Decades-old market research cooperations are breaking down. A few of the big guys don't want to play nice any more, perhaps because they think things have come to the point where they are just giving their rivals a helping hand. Peter Clarke says they mess with the system at everyone's peril.
But some of those changes are not for the better and represent a breakdown of industry consensus that was common in decades past; a consensus that helped allcomers understand the market and helped it grow.
One clear concern is that – just as the withdrawal of Taiwanese support for SICAS prompted the breakdown of the system of reporting – withdrawals from WSTS could prompt further departures or even its complete closure.
The issue is that the leading companies in these schemes, the Intels and TSMCs now consider that they are giving up lots information that can be identified as being about them while at the same time learning very little. Their dominant sales positions, and the extensive research departments they can afford, means they already know the trends without having to help inform others, who are not so well endowed.
However, it is shortsighted in a global market that continues to ebb and flow. Without accurate data on wafers produced, on average selling prices and overall and sector chip markets it is even harder to plan investment than it has been to date. The result for many companies will be akin to wielding a gun with blurred vision. One could argue that for the larger players, that have a clearer view of the overall market, this is an advantage that will help them accelerate their consolidation at the top of the industry – possibly.
But the absence of globally-compiled independent authoritative data is equally likely to further isolate companies and allow them to maintain blinkered silo-thinking for longer than they otherwise would, and as a result mis-spend their money on growth or contraction.
One could argue that EE Times has a vested interest in the continuation of SICAS and WSTS programs as they produce data that is publicly available for us to report and comment upon. But other market research firms and financial analysts are likely to step into the breach and attempt to tally up sales figures. There is no shortage of things to write about.
But the difference will be that these firms and analysts are unlikely to be as timely and independent as SICAS was and WSTS is. With a billings report that goes back more than 25 years to 1986 WSTS is much more valuable than the one month data or the quarterly data that it produces. It is a history of the semiconductor industry; the road map of where we have come from and provides valuable insights as to where the industry is going. Intel, AMD cannot be forced to stay involved, but their withdrawal messes up the system at the industry's peril.
I think they just broke my glasses. Now where's that target?

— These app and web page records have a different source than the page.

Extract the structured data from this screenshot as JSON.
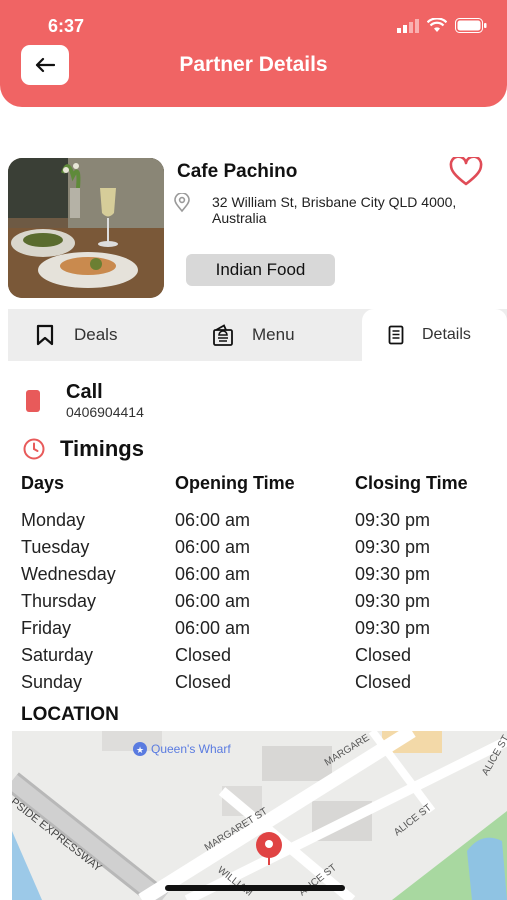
{
  "status_bar": {
    "time": "6:37"
  },
  "header": {
    "title": "Partner Details"
  },
  "partner": {
    "name": "Cafe Pachino",
    "address": "32 William St, Brisbane City QLD 4000, Australia",
    "tag": "Indian Food"
  },
  "tabs": [
    {
      "label": "Deals",
      "icon": "bookmark-icon"
    },
    {
      "label": "Menu",
      "icon": "menu-icon"
    },
    {
      "label": "Details",
      "icon": "document-icon",
      "active": true
    }
  ],
  "call": {
    "title": "Call",
    "number": "0406904414"
  },
  "timings": {
    "title": "Timings",
    "headers": {
      "days": "Days",
      "opening": "Opening Time",
      "closing": "Closing Time"
    },
    "rows": [
      {
        "day": "Monday",
        "open": "06:00 am",
        "close": "09:30 pm"
      },
      {
        "day": "Tuesday",
        "open": "06:00 am",
        "close": "09:30 pm"
      },
      {
        "day": "Wednesday",
        "open": "06:00 am",
        "close": "09:30 pm"
      },
      {
        "day": "Thursday",
        "open": "06:00 am",
        "close": "09:30 pm"
      },
      {
        "day": "Friday",
        "open": "06:00 am",
        "close": "09:30 pm"
      },
      {
        "day": "Saturday",
        "open": "Closed",
        "close": "Closed"
      },
      {
        "day": "Sunday",
        "open": "Closed",
        "close": "Closed"
      }
    ]
  },
  "location": {
    "title": "LOCATION",
    "map_labels": {
      "poi": "Queen's Wharf",
      "expressway": "PSIDE EXPRESSWAY",
      "street1": "MARGARET ST",
      "street2": "WILLIAM",
      "street3": "ALICE ST",
      "street4": "MARGARE",
      "street5": "ALICE ST",
      "street6": "ALICE ST"
    }
  },
  "colors": {
    "accent": "#f06464",
    "tab_bg": "#ededed",
    "tag_bg": "#d8d8d8"
  }
}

This is a very well argued opinion piece. If anyone on our staff who has followed WSTS, SIA numbers closely over years, it's Peter.

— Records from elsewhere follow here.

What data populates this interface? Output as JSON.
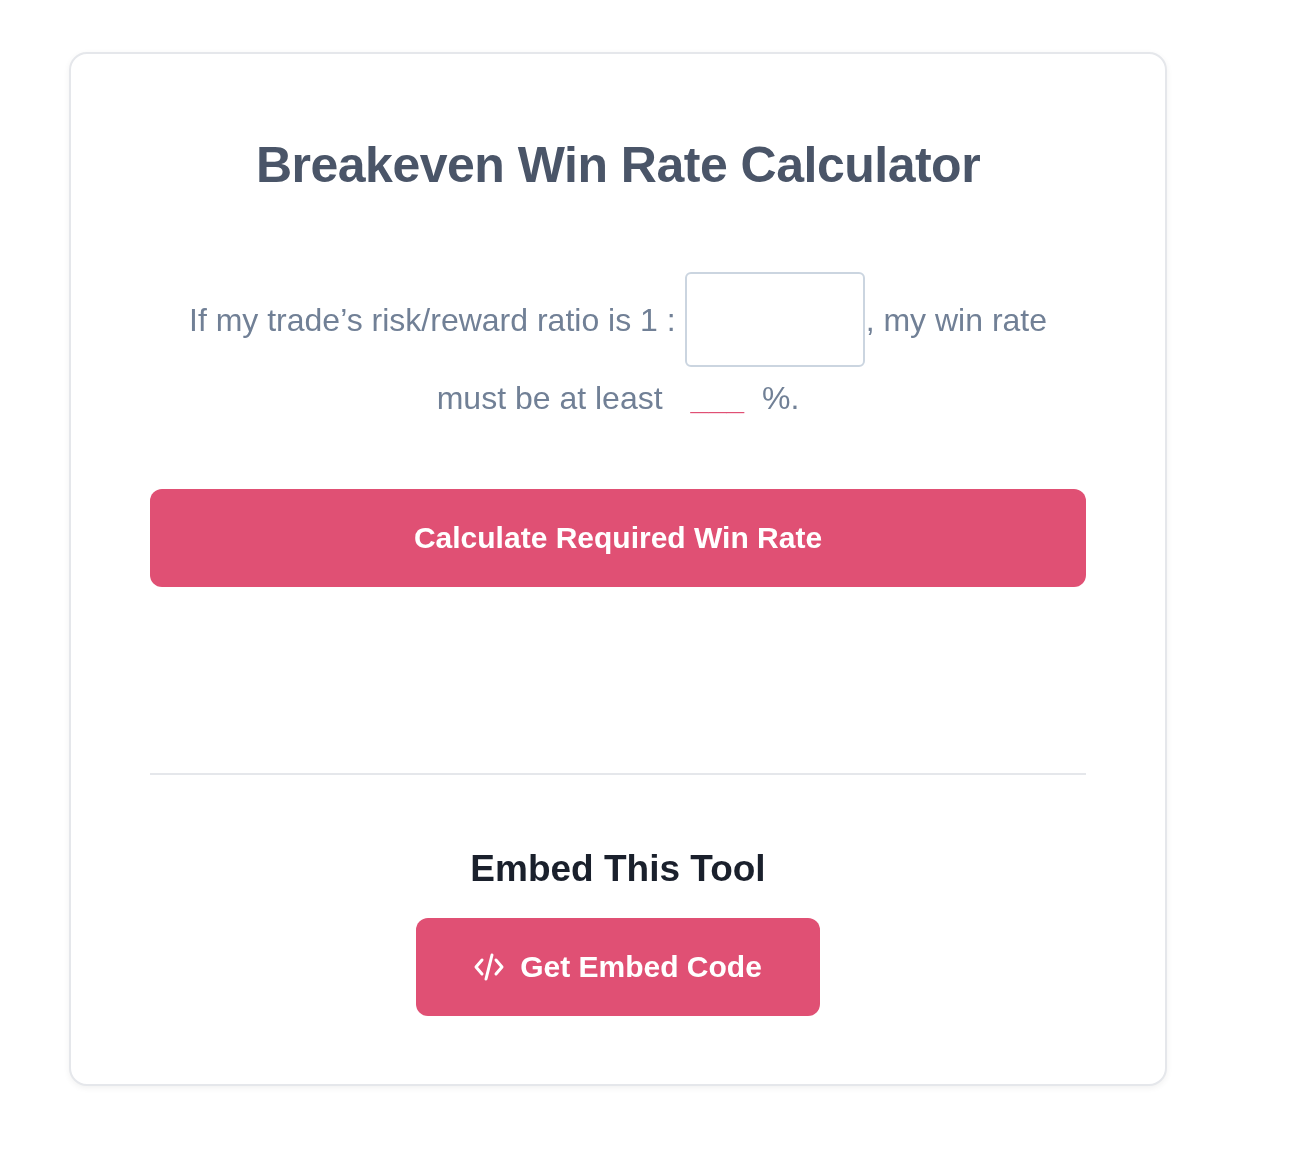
{
  "title": "Breakeven Win Rate Calculator",
  "sentence": {
    "before_input": "If my trade’s risk/reward ratio is 1 :",
    "after_input": ", my win rate",
    "second_line": "must be at least",
    "result": "___",
    "suffix": "%."
  },
  "calculate_button": "Calculate Required Win Rate",
  "embed": {
    "heading": "Embed This Tool",
    "button": "Get Embed Code"
  }
}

We heard from some of you -- but silence on this topic from the industry is deafening.
I don't think Peter is alone who feels like his own glasses being smashed.
Well said, Peter. But I think it's important to re-state that Intel left the WSTS program only after AMD did. With AMD out, Intel almost had to follow suit. Otherwise, the actual MPU data presented would be just Intel, and Intel may well be understandably uncomfortable putting out this much naked data.
I do hope that both companies will reconsider their position on participation. Otherwise, I agree that it's a real shame.
Are these services are still useful to any companies to make future decisions or investing in right technologies. I believe the technology is matured to a level where there is not much help due to sharing of information.
Information is power and companies have every right to withhold it if they can gain a competitive advantage as a result. Of course, it's not good news for us, but times are tough and I can understand the temptation. I guess some form of information sharing will re-emerge at some stage in the future when the market stabilises.
The field programmable analog array (FPAA) when it was first offered to the market about 15 years ago did not seem to capture the imagination the way the field-programmable gate array (FPGA) had done before it.